Knotts suggested that Michael Haley’s action violated the Hatch Act, which prohibits federal employees from engaging in partisan political activity.
“Michael Haley should be ashamed of himself for invoking the memory of dead soldiers just to make a partisan political point,” he said in a statement. “As a commissioned officer in the South Carolina National Guard, Mr. Haley should know that he is not permitted to engage in partisan rhetoric.”
Knotts said that if Michael Haley wants to be involved in politics, he should resign from the military. “I’m concerned when a person uses his uniform or position in the military for political purposes,” Knotts said. He said the Facebook post was “an insult to the families and to the Senate as a whole.” He said Michael Haley should offer apologies to both the soldiers’ families and to the Senate.
On Monday Sumter Sen. Phil Leventis said on the floor of the Senate that Michael Haley’s comment amounted to politics at its worst. He said he didn’t think the three soldiers died for a new South Carolina Department of Administration. “I found it difficult that Mr. Haley implied that he knew what those three wanted. They died as Americans. They didn’t die as Republicans or Democrats,” said Leventis, a Democrat who retired as a brigadier general in the South Carolina Air National Guard after 30 years in uniform.
After he spoke, Republican colleague Sen. Chip Campsen of Charleston rose to say Leventis was no coward, and had 21 combat flights in the Iraq war to his credit. Leventis said in a telephone interview Tuesday that he believed Michael Haley “stepped way out of line” by using the soldiers’ deaths to make a point about a local political issue.
In April, a Marine Corps sergeant in San Diego was discharged for criticizing President Obama on Facebook. The military has had a policy since the Civil War limiting the free speech of service members, including criticism of the commander in chief.
Pentagon directives say military personnel in uniform cannot sponsor a political club; participate in any TV or radio program or group discussion that advocates for or against a political party, candidate or cause; or speak at any event promoting a political movement.
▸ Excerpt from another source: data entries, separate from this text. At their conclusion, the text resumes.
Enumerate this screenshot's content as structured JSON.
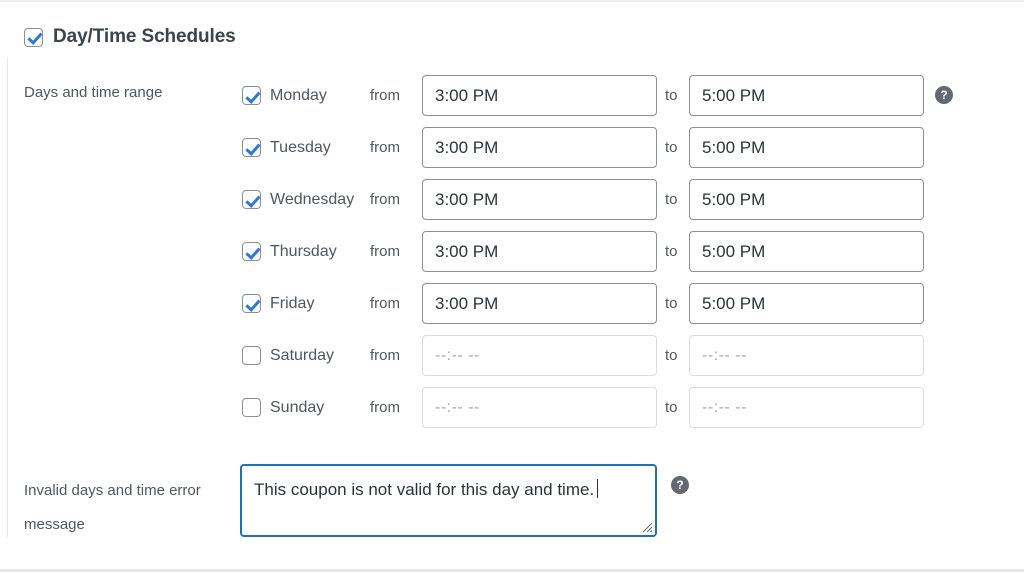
{
  "section": {
    "title": "Day/Time Schedules",
    "enabled": true,
    "checkbox_name": "day-time-schedules-toggle"
  },
  "days_field": {
    "label": "Days and time range",
    "from_label": "from",
    "to_label": "to",
    "time_placeholder": "--:-- --",
    "help_icon": "help-icon",
    "rows": [
      {
        "day": "Monday",
        "checked": true,
        "from": "3:00 PM",
        "to": "5:00 PM"
      },
      {
        "day": "Tuesday",
        "checked": true,
        "from": "3:00 PM",
        "to": "5:00 PM"
      },
      {
        "day": "Wednesday",
        "checked": true,
        "from": "3:00 PM",
        "to": "5:00 PM"
      },
      {
        "day": "Thursday",
        "checked": true,
        "from": "3:00 PM",
        "to": "5:00 PM"
      },
      {
        "day": "Friday",
        "checked": true,
        "from": "3:00 PM",
        "to": "5:00 PM"
      },
      {
        "day": "Saturday",
        "checked": false,
        "from": "",
        "to": ""
      },
      {
        "day": "Sunday",
        "checked": false,
        "from": "",
        "to": ""
      }
    ]
  },
  "error_message_field": {
    "label": "Invalid days and time error message",
    "value": "This coupon is not valid for this day and time.",
    "focused": true,
    "help_icon": "help-icon"
  },
  "colors": {
    "accent_blue": "#2271b1",
    "check_blue": "#2a7ade",
    "text": "#50575e",
    "input_border": "#8c8f94",
    "disabled_border": "#dcdcde",
    "placeholder_text": "#a7aaad",
    "help_bg": "#646970"
  }
}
Federal employees engage in partisan political activity all the time (some federal employees, such as the President, are exempt from the Hatch Act). What do you think goes on in DC on a daily basis?
Michael Haley is in a sticky situation – in the National Guard and married to a politician. Should he be able to voice his opinion while not in uniform? How can he not be a vocal supporter for his wife?